__Problem to work on__
In the listing below, locate the lines that hold "this" and copy them.
======== Records for the task
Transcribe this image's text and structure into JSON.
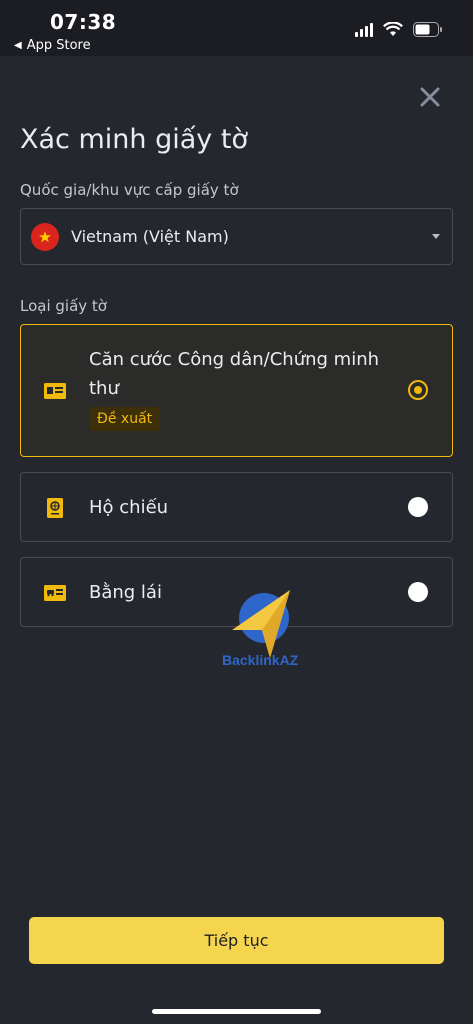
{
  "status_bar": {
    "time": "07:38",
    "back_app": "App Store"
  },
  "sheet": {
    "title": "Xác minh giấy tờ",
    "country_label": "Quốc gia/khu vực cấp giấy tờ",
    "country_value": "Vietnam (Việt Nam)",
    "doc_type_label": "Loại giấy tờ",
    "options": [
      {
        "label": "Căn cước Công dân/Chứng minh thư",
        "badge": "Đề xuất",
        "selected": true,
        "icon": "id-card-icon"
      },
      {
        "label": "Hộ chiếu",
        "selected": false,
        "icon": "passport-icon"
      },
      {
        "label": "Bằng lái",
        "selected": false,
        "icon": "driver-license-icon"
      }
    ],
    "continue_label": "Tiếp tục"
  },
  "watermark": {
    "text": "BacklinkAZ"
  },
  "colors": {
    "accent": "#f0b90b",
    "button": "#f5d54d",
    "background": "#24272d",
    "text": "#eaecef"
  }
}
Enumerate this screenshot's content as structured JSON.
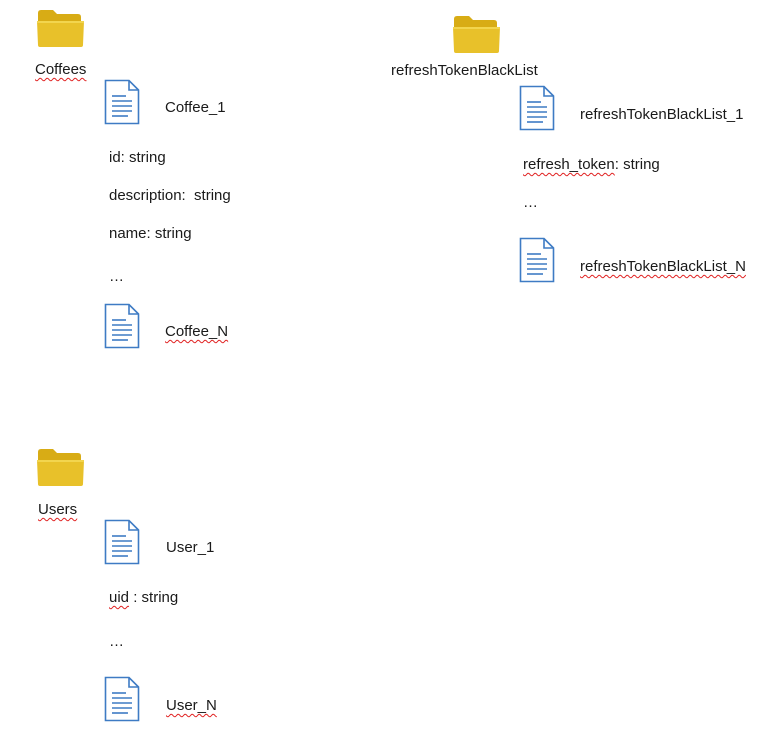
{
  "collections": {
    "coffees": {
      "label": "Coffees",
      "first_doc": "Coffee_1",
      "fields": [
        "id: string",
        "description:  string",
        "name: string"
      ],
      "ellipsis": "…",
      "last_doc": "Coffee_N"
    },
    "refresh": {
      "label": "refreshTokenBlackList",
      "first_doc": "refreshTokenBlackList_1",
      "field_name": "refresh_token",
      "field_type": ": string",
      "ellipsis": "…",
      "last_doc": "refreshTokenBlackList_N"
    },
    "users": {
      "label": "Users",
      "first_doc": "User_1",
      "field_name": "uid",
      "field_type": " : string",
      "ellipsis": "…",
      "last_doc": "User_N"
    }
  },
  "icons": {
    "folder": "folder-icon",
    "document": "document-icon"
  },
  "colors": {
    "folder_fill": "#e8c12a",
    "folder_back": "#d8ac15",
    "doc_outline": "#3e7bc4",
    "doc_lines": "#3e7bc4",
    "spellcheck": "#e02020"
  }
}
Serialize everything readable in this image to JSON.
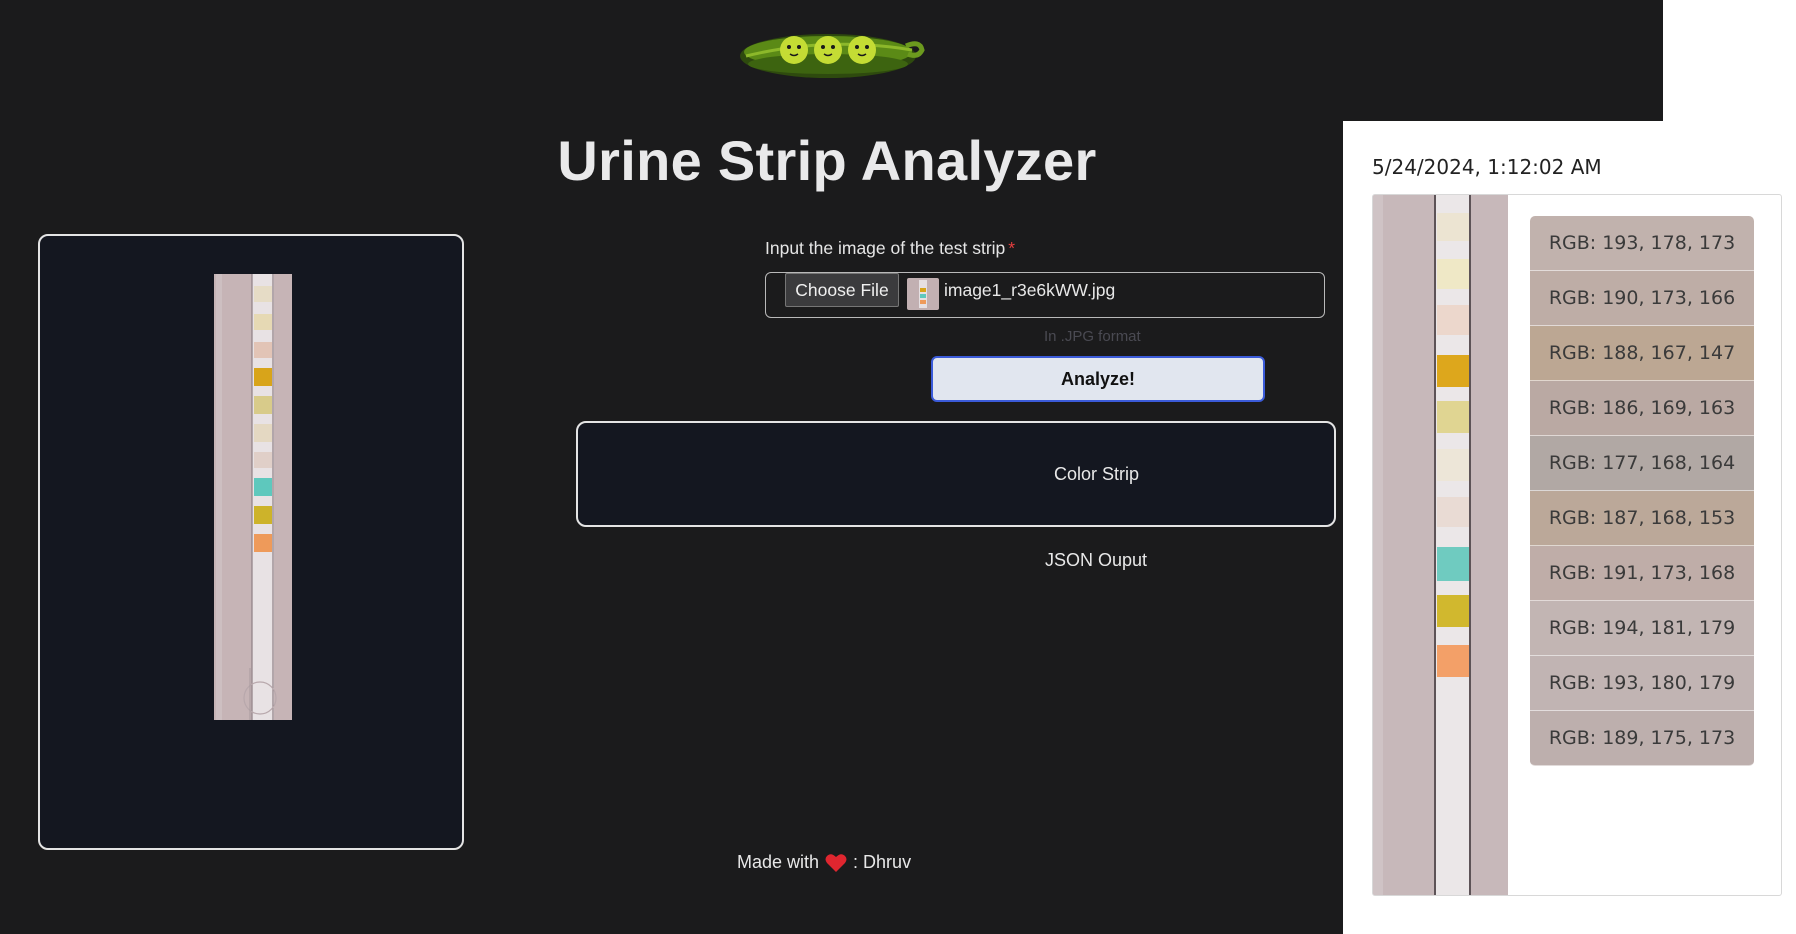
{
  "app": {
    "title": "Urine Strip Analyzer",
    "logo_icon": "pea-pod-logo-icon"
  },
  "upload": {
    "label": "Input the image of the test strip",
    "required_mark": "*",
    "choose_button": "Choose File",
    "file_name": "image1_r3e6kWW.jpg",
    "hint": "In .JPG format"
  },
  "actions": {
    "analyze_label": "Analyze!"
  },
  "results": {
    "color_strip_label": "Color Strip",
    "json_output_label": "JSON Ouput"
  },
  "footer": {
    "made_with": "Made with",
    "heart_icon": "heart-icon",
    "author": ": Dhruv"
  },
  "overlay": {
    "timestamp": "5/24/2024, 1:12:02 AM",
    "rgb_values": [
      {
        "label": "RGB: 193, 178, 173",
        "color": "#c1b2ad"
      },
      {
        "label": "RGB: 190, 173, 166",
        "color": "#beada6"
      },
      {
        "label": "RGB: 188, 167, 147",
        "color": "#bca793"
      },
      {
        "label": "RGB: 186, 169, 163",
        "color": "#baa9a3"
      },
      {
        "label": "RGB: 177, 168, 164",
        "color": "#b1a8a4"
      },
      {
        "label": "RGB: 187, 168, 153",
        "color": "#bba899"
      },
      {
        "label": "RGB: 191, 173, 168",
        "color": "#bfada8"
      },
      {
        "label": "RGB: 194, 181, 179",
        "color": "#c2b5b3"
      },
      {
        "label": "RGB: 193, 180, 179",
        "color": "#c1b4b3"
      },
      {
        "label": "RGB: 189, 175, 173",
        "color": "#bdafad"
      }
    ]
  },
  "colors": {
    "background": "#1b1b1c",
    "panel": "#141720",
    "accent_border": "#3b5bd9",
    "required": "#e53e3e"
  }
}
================
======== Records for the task
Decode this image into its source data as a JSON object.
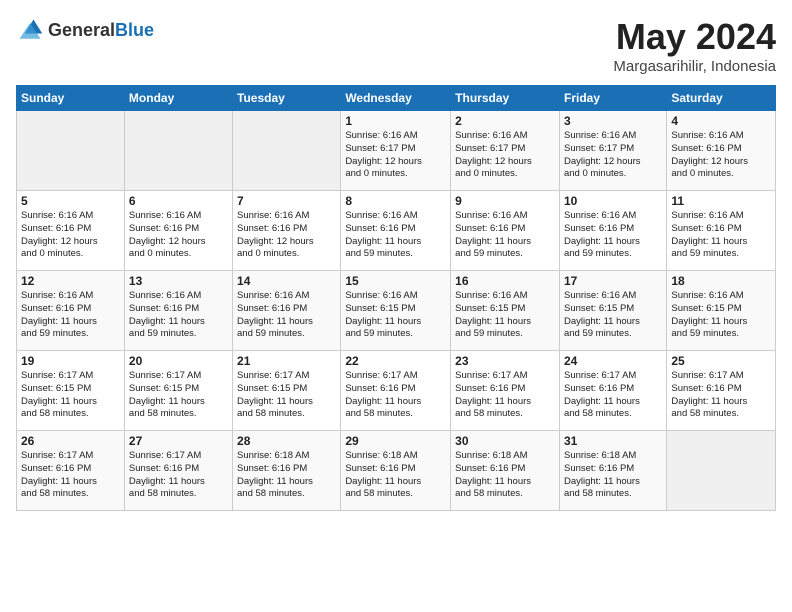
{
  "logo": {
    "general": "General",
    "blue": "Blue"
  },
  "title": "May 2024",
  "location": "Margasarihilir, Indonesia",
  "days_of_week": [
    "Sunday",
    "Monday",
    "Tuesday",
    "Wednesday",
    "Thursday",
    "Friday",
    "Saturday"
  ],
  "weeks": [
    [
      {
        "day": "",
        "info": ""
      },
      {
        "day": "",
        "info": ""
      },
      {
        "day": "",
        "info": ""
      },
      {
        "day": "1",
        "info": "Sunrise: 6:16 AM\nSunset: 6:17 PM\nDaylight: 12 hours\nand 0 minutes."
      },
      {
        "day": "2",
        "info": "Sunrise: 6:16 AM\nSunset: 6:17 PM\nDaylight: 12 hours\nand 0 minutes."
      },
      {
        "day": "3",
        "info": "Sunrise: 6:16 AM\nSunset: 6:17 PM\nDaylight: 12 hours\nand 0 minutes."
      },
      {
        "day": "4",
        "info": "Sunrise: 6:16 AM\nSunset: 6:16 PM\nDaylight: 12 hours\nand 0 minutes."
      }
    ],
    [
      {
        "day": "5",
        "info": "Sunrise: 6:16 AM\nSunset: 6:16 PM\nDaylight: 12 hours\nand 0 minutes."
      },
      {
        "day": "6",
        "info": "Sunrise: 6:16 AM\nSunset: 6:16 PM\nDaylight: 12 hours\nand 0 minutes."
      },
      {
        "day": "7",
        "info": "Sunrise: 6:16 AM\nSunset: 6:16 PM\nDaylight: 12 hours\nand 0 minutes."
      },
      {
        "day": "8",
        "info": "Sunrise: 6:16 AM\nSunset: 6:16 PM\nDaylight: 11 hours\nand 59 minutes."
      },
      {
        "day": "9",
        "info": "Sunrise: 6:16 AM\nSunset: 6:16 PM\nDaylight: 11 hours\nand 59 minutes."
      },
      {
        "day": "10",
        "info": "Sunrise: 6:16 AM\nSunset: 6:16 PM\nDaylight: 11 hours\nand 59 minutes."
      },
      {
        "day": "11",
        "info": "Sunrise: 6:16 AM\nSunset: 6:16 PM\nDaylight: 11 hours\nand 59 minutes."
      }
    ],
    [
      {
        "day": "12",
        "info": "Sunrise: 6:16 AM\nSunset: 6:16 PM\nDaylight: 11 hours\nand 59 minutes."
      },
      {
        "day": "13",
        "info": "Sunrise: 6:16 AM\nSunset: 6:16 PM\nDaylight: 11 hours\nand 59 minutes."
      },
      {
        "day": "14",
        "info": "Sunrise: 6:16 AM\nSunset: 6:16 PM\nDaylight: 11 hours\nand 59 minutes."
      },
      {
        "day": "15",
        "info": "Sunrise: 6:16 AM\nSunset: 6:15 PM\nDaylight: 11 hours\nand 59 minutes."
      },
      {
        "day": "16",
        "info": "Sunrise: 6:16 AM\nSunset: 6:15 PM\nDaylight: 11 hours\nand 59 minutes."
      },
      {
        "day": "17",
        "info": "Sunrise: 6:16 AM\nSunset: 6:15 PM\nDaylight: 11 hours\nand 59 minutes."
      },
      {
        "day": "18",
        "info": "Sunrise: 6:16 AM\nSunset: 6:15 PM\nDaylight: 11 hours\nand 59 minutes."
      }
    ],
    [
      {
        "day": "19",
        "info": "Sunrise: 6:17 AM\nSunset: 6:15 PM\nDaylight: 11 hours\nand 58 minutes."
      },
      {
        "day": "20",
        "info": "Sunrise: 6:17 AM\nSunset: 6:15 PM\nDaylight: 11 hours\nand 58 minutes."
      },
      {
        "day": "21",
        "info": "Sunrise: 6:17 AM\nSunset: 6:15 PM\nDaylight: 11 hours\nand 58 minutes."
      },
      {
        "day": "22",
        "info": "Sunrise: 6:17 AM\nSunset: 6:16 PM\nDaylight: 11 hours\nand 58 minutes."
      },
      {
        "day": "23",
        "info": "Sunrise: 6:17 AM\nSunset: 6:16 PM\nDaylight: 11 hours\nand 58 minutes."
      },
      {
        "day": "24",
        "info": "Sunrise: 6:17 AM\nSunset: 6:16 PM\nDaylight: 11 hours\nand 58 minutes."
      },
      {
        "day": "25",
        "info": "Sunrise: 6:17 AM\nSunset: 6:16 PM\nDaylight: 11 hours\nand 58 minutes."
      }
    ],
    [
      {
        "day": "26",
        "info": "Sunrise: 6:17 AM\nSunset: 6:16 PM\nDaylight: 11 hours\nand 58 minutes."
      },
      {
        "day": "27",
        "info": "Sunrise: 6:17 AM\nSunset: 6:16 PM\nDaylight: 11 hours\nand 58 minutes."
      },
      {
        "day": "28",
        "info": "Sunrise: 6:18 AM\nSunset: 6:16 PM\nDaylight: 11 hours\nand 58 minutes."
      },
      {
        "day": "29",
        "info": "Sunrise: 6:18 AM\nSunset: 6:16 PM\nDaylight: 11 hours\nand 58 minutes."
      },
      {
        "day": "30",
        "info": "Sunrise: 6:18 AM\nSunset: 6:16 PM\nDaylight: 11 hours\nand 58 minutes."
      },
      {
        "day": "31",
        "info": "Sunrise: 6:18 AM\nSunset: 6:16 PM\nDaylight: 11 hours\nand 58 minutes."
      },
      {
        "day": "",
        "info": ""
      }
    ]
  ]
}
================
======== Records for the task
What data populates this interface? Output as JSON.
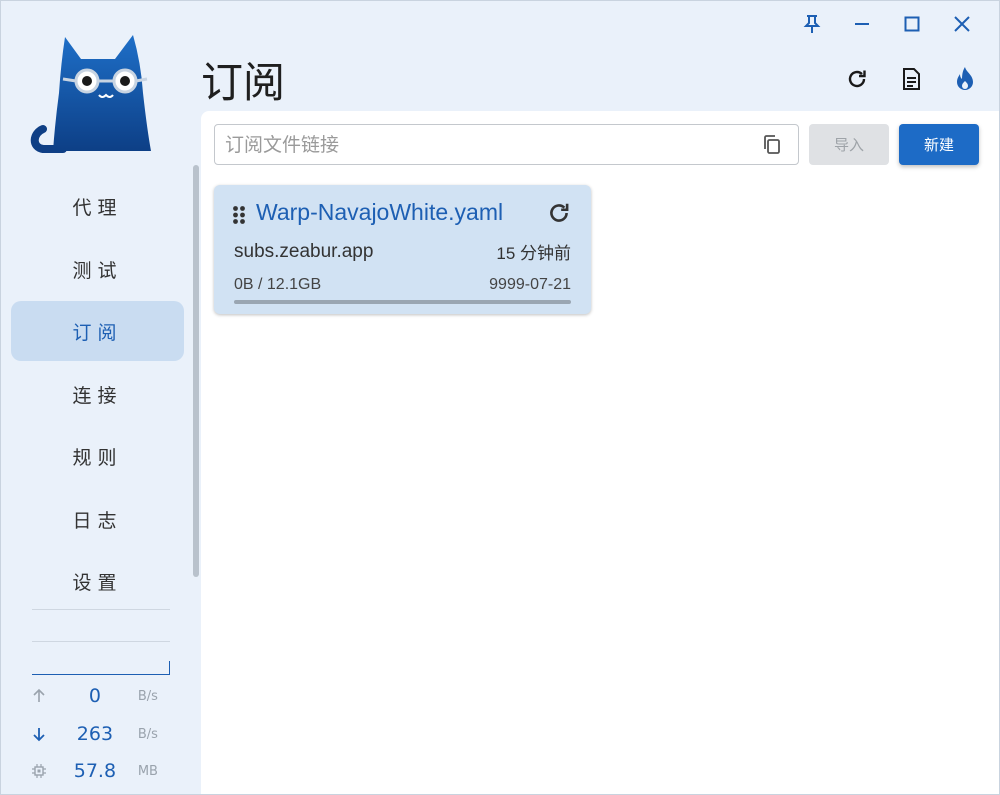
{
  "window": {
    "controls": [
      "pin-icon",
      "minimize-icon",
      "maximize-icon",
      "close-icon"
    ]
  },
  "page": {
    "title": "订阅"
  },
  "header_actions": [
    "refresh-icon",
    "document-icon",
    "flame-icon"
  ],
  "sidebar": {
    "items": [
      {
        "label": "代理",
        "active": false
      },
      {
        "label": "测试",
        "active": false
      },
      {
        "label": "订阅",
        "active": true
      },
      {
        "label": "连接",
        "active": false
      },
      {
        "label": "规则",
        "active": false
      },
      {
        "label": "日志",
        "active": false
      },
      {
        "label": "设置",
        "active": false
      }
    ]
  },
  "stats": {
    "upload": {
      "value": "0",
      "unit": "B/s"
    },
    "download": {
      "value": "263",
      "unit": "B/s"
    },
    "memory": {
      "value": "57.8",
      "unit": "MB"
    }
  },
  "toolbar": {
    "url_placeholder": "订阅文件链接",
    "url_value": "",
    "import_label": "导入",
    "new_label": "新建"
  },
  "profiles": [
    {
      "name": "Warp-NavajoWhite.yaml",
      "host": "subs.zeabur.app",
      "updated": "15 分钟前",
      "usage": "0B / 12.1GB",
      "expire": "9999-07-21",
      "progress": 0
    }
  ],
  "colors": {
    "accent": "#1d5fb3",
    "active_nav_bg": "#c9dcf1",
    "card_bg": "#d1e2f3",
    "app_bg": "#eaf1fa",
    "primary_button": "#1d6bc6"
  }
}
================
__Problem solution__
Transcribe this image's text and structure into JSON.
Enumerate this screenshot's content as structured JSON.
Serialize everything readable in this image to JSON.
Decode this image into its source data as a JSON object.
What data populates this interface? Output as JSON.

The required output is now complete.